• **TASK STATEMENT**: Locate every line in the material below that has the word "Quantity". Copy each of those lines.

##### EXTRACTED ENTRIES #####

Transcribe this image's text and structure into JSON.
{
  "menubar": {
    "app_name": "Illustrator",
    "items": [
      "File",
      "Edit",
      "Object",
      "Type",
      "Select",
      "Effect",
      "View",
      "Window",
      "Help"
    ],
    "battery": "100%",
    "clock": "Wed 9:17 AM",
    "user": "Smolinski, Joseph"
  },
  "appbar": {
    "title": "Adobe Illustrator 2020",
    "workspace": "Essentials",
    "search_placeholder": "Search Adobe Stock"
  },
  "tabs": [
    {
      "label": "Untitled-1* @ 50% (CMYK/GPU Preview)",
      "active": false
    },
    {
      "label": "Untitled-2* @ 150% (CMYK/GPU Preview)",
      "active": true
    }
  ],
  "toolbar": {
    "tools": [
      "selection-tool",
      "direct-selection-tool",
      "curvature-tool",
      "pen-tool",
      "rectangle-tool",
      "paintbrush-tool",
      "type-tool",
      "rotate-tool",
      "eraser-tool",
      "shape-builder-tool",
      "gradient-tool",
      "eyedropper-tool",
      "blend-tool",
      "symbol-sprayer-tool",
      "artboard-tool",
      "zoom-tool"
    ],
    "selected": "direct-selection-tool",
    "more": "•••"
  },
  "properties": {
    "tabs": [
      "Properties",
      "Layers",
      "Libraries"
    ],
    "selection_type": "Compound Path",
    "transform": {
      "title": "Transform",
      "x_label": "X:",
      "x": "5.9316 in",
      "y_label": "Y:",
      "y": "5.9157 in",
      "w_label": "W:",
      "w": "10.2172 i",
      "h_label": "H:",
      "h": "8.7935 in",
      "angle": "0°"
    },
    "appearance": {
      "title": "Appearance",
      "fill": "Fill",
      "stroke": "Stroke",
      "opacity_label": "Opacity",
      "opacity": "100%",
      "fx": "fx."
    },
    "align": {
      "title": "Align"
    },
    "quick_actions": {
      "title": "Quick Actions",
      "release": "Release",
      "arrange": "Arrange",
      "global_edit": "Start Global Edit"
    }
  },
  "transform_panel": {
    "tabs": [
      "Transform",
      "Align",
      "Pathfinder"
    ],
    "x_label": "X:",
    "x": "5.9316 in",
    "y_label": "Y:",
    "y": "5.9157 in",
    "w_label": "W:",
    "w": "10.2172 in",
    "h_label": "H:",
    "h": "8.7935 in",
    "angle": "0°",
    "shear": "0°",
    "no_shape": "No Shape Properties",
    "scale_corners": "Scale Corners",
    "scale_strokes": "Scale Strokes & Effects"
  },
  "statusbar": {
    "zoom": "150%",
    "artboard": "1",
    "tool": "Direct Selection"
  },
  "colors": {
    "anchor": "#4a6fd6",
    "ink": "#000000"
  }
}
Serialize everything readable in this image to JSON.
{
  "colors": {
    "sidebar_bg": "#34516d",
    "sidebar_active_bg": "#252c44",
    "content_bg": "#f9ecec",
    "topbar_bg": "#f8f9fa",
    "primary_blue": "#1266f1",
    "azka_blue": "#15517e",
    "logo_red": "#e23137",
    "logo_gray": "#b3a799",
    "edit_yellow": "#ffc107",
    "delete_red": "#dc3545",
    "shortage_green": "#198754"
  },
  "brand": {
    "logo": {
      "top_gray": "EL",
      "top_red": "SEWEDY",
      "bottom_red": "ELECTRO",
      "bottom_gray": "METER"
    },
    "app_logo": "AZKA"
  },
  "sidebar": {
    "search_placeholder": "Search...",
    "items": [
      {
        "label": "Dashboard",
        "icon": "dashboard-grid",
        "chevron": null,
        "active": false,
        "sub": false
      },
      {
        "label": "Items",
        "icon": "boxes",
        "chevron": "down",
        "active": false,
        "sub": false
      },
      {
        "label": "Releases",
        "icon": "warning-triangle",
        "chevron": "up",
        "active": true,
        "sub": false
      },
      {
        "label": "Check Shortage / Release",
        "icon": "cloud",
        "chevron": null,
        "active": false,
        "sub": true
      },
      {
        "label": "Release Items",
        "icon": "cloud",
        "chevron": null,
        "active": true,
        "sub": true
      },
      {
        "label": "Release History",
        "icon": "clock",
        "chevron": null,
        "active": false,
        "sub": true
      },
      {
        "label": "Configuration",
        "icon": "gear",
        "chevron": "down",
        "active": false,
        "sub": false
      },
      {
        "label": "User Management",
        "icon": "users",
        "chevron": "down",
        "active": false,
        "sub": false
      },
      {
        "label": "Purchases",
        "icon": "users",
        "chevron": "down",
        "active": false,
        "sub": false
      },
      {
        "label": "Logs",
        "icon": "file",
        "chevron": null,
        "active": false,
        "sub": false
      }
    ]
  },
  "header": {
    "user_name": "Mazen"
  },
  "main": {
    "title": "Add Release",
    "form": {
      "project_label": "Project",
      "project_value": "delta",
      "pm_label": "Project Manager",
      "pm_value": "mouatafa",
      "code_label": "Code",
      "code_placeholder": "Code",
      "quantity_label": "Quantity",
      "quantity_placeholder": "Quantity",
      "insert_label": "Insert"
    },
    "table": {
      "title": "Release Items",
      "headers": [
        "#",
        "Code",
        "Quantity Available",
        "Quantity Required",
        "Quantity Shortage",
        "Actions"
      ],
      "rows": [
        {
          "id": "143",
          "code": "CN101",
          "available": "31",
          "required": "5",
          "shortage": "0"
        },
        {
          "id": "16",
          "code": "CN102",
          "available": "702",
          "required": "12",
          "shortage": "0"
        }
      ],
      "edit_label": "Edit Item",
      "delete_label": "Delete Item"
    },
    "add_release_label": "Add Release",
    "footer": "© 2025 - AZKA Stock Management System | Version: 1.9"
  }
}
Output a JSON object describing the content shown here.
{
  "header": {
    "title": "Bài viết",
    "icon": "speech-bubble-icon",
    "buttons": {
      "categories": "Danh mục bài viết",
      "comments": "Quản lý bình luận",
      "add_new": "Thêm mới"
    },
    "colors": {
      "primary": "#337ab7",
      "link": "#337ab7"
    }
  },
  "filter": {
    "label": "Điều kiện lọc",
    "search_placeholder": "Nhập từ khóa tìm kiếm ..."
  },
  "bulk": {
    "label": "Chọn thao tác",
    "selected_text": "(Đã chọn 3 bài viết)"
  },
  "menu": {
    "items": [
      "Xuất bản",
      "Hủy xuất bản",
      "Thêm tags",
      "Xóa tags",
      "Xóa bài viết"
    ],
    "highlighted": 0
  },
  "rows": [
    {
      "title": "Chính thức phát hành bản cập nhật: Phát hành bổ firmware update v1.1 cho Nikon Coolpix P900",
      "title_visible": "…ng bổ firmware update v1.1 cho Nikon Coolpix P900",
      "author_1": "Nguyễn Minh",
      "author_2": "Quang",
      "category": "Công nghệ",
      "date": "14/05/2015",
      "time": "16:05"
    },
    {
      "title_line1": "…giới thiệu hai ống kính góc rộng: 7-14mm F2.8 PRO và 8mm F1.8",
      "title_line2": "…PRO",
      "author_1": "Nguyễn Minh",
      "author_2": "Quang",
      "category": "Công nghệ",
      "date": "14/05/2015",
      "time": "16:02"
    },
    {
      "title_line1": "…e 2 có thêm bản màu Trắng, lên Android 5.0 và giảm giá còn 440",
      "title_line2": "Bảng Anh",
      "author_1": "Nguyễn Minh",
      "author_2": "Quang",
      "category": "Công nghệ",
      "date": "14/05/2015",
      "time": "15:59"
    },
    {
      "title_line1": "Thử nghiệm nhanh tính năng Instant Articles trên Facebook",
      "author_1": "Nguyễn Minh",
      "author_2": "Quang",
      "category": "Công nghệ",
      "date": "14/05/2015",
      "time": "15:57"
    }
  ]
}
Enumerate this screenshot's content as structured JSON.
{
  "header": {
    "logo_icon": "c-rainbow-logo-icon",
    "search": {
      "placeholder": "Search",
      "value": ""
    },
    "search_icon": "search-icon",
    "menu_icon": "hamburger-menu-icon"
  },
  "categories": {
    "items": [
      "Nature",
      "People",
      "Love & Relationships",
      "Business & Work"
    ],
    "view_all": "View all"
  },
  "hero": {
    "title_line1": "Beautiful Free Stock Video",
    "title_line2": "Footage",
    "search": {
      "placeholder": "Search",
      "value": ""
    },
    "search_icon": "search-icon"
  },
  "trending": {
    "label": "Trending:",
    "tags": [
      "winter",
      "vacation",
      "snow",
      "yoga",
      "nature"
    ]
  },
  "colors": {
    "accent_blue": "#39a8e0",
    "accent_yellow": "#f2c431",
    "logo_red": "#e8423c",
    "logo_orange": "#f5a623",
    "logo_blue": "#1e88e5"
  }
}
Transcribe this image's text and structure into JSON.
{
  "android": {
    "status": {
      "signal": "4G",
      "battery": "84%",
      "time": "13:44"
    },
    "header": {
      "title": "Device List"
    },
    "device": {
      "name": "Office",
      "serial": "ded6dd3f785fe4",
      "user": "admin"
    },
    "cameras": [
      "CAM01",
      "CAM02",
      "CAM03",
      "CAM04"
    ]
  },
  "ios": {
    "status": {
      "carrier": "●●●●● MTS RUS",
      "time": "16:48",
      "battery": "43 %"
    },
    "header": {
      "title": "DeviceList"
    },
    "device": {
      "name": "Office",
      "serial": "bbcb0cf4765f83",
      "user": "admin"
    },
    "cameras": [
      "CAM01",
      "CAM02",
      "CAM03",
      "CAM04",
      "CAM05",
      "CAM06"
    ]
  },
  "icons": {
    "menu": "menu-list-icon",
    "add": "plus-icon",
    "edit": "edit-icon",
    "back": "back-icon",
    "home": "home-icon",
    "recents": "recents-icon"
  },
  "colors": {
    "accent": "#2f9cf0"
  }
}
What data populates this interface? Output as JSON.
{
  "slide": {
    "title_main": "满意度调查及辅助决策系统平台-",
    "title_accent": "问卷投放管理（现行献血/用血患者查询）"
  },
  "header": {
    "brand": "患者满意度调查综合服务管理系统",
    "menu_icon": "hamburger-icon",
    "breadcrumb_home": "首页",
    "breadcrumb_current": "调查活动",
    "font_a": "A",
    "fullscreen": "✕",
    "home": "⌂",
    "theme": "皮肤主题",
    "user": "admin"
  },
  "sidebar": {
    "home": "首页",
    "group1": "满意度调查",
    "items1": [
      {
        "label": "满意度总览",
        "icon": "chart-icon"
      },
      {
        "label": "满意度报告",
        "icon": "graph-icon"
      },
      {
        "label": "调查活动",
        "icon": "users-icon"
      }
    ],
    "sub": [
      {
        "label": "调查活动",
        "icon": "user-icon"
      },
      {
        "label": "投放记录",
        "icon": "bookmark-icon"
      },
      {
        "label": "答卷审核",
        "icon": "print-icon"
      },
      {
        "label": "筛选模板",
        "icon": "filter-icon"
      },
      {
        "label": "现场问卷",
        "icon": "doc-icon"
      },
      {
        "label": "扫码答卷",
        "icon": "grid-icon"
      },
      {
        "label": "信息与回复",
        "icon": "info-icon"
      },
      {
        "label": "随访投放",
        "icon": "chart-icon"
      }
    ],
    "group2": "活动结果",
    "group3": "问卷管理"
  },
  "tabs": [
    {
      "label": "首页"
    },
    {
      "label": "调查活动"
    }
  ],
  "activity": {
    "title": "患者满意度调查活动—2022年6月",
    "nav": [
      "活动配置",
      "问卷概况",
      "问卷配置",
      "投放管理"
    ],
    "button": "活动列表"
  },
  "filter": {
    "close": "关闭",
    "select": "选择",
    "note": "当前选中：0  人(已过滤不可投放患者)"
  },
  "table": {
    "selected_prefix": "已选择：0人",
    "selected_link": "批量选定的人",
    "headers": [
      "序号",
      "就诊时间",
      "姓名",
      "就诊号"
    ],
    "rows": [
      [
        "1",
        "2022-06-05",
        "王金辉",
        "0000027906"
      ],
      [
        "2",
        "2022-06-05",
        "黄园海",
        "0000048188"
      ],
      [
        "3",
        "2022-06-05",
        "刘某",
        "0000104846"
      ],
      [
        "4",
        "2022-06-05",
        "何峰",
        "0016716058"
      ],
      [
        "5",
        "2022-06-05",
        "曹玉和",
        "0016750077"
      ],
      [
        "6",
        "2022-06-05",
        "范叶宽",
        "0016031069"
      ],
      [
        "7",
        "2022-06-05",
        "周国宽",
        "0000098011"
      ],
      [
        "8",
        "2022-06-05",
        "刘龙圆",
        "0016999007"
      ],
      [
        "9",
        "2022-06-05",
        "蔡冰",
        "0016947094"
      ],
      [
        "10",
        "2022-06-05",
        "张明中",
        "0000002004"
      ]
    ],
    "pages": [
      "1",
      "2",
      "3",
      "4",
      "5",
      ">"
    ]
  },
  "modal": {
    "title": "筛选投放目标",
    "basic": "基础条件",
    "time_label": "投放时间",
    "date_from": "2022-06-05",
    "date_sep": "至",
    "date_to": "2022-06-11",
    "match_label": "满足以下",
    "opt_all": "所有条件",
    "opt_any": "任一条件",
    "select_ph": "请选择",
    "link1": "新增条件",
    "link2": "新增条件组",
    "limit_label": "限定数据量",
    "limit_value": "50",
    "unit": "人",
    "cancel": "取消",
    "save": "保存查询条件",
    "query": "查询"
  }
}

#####

• **YOUR RESPONSE**:
      "quantity_label": "Quantity",
      "quantity_placeholder": "Quantity",
        "Quantity Available",
        "Quantity Required",
        "Quantity Shortage",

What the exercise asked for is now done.